## DESCRIPTION OF THE TASK
Please copy every line below that contains the string "sealed".

## SUPPLIED MATERIAL

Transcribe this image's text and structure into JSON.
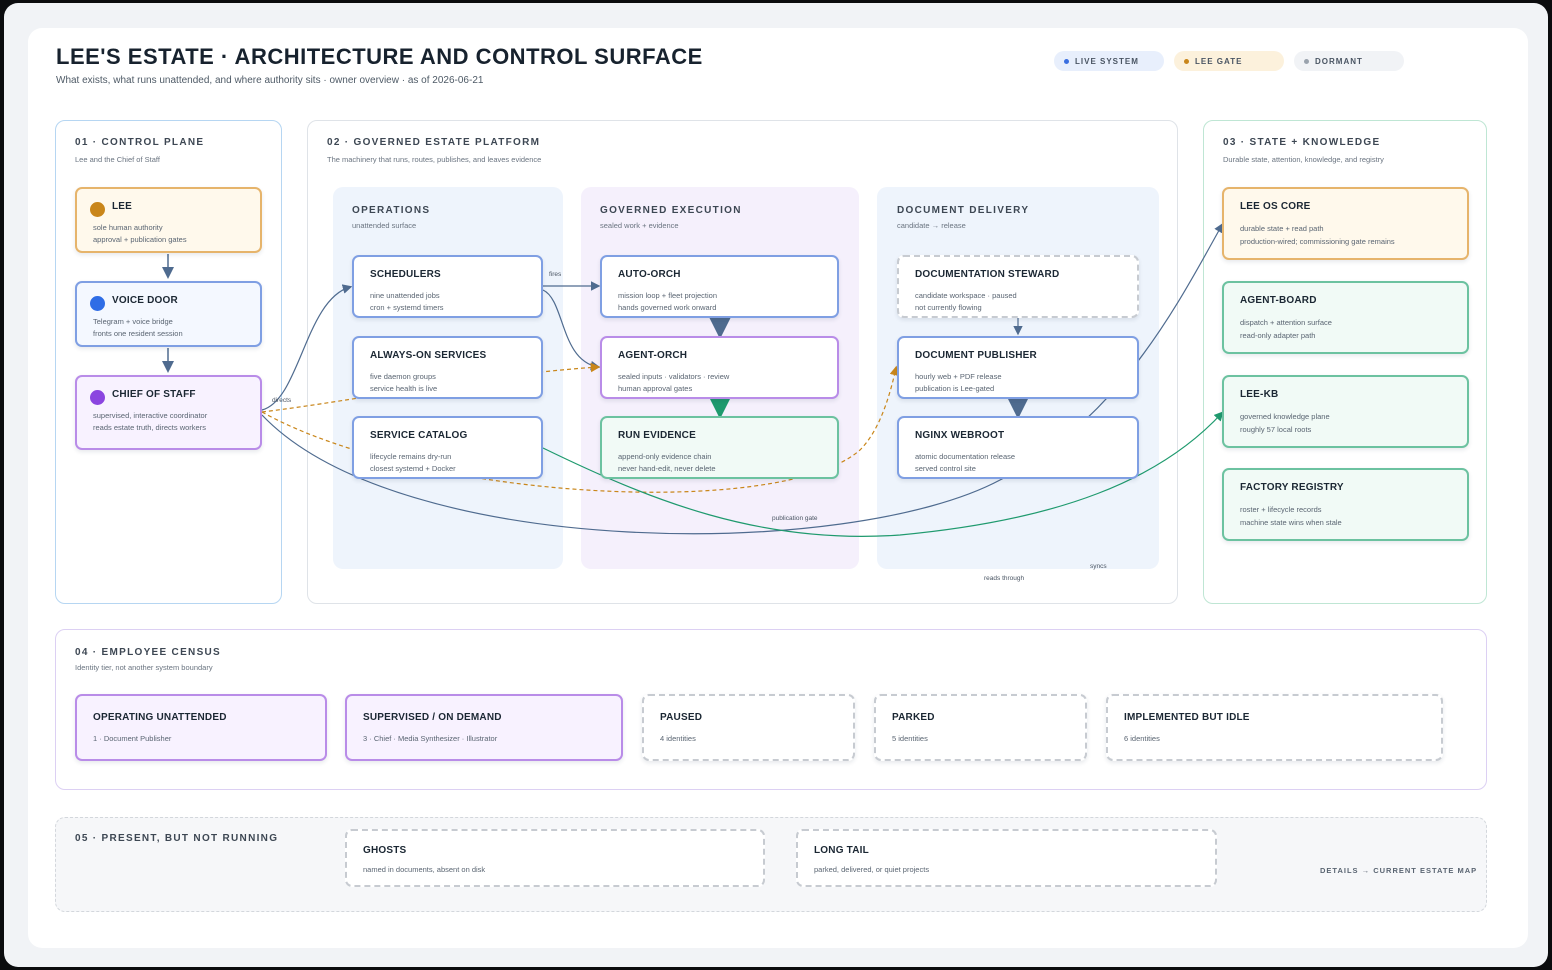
{
  "header": {
    "title": "LEE'S ESTATE · ARCHITECTURE AND CONTROL SURFACE",
    "subtitle": "What exists, what runs unattended, and where authority sits · owner overview · as of 2026-06-21"
  },
  "legend": [
    {
      "label": "LIVE SYSTEM",
      "color": "#3b6fe0"
    },
    {
      "label": "LEE GATE",
      "color": "#c9861a"
    },
    {
      "label": "DORMANT",
      "color": "#9aa3ad"
    }
  ],
  "sections": {
    "control_plane": {
      "label": "01 · CONTROL PLANE",
      "sub": "Lee and the Chief of Staff",
      "cards": {
        "lee": {
          "title": "LEE",
          "line1": "sole human authority",
          "line2": "approval + publication gates",
          "dot": "#c9861a"
        },
        "voice_door": {
          "title": "VOICE DOOR",
          "line1": "Telegram + voice bridge",
          "line2": "fronts one resident session",
          "dot": "#2f6de6"
        },
        "chief": {
          "title": "CHIEF OF STAFF",
          "line1": "supervised, interactive coordinator",
          "line2": "reads estate truth, directs workers",
          "dot": "#8b45e0"
        }
      }
    },
    "platform": {
      "label": "02 · GOVERNED ESTATE PLATFORM",
      "sub": "The machinery that runs, routes, publishes, and leaves evidence",
      "operations": {
        "label": "OPERATIONS",
        "sub": "unattended surface",
        "schedulers": {
          "title": "SCHEDULERS",
          "line1": "nine unattended jobs",
          "line2": "cron + systemd timers"
        },
        "always_on": {
          "title": "ALWAYS-ON SERVICES",
          "line1": "five daemon groups",
          "line2": "service health is live"
        },
        "catalog": {
          "title": "SERVICE CATALOG",
          "line1": "lifecycle remains dry-run",
          "line2": "closest systemd + Docker"
        }
      },
      "execution": {
        "label": "GOVERNED EXECUTION",
        "sub": "sealed work + evidence",
        "auto_orch": {
          "title": "AUTO-ORCH",
          "line1": "mission loop + fleet projection",
          "line2": "hands governed work onward"
        },
        "agent_orch": {
          "title": "AGENT-ORCH",
          "line1": "sealed inputs · validators · review",
          "line2": "human approval gates"
        },
        "run_evidence": {
          "title": "RUN EVIDENCE",
          "line1": "append-only evidence chain",
          "line2": "never hand-edit, never delete"
        }
      },
      "delivery": {
        "label": "DOCUMENT DELIVERY",
        "sub": "candidate → release",
        "steward": {
          "title": "DOCUMENTATION STEWARD",
          "line1": "candidate workspace · paused",
          "line2": "not currently flowing"
        },
        "publisher": {
          "title": "DOCUMENT PUBLISHER",
          "line1": "hourly web + PDF release",
          "line2": "publication is Lee-gated"
        },
        "nginx": {
          "title": "NGINX WEBROOT",
          "line1": "atomic documentation release",
          "line2": "served control site"
        }
      }
    },
    "state": {
      "label": "03 · STATE + KNOWLEDGE",
      "sub": "Durable state, attention, knowledge, and registry",
      "os_core": {
        "title": "LEE OS CORE",
        "line1": "durable state + read path",
        "line2": "production-wired; commissioning gate remains"
      },
      "agent_board": {
        "title": "AGENT-BOARD",
        "line1": "dispatch + attention surface",
        "line2": "read-only adapter path"
      },
      "lee_kb": {
        "title": "LEE-KB",
        "line1": "governed knowledge plane",
        "line2": "roughly 57 local roots"
      },
      "factory": {
        "title": "FACTORY REGISTRY",
        "line1": "roster + lifecycle records",
        "line2": "machine state wins when stale"
      }
    },
    "census": {
      "label": "04 · EMPLOYEE CENSUS",
      "sub": "Identity tier, not another system boundary",
      "cards": [
        {
          "title": "OPERATING UNATTENDED",
          "line": "1 · Document Publisher"
        },
        {
          "title": "SUPERVISED / ON DEMAND",
          "line": "3 · Chief · Media Synthesizer · Illustrator"
        },
        {
          "title": "PAUSED",
          "line": "4 identities"
        },
        {
          "title": "PARKED",
          "line": "5 identities"
        },
        {
          "title": "IMPLEMENTED BUT IDLE",
          "line": "6 identities"
        }
      ]
    },
    "not_running": {
      "label": "05 · PRESENT, BUT NOT RUNNING",
      "ghosts": {
        "title": "GHOSTS",
        "line": "named in documents, absent on disk"
      },
      "long_tail": {
        "title": "LONG TAIL",
        "line": "parked, delivered, or quiet projects"
      },
      "details_link": "DETAILS → CURRENT ESTATE MAP"
    }
  },
  "edge_labels": {
    "directs": "directs",
    "fires": "fires",
    "publication_gate": "publication gate",
    "reads_through": "reads through",
    "syncs": "syncs"
  },
  "colors": {
    "live_border": "#7f9fe3",
    "lee_gate": "#c9861a",
    "evidence_green": "#1f9a6e",
    "chief_purple": "#8b45e0",
    "connector": "#4f6b8f"
  }
}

## SOLUTION TO THE PROBLEM
        "sub": "sealed work + evidence",
          "line1": "sealed inputs · validators · review",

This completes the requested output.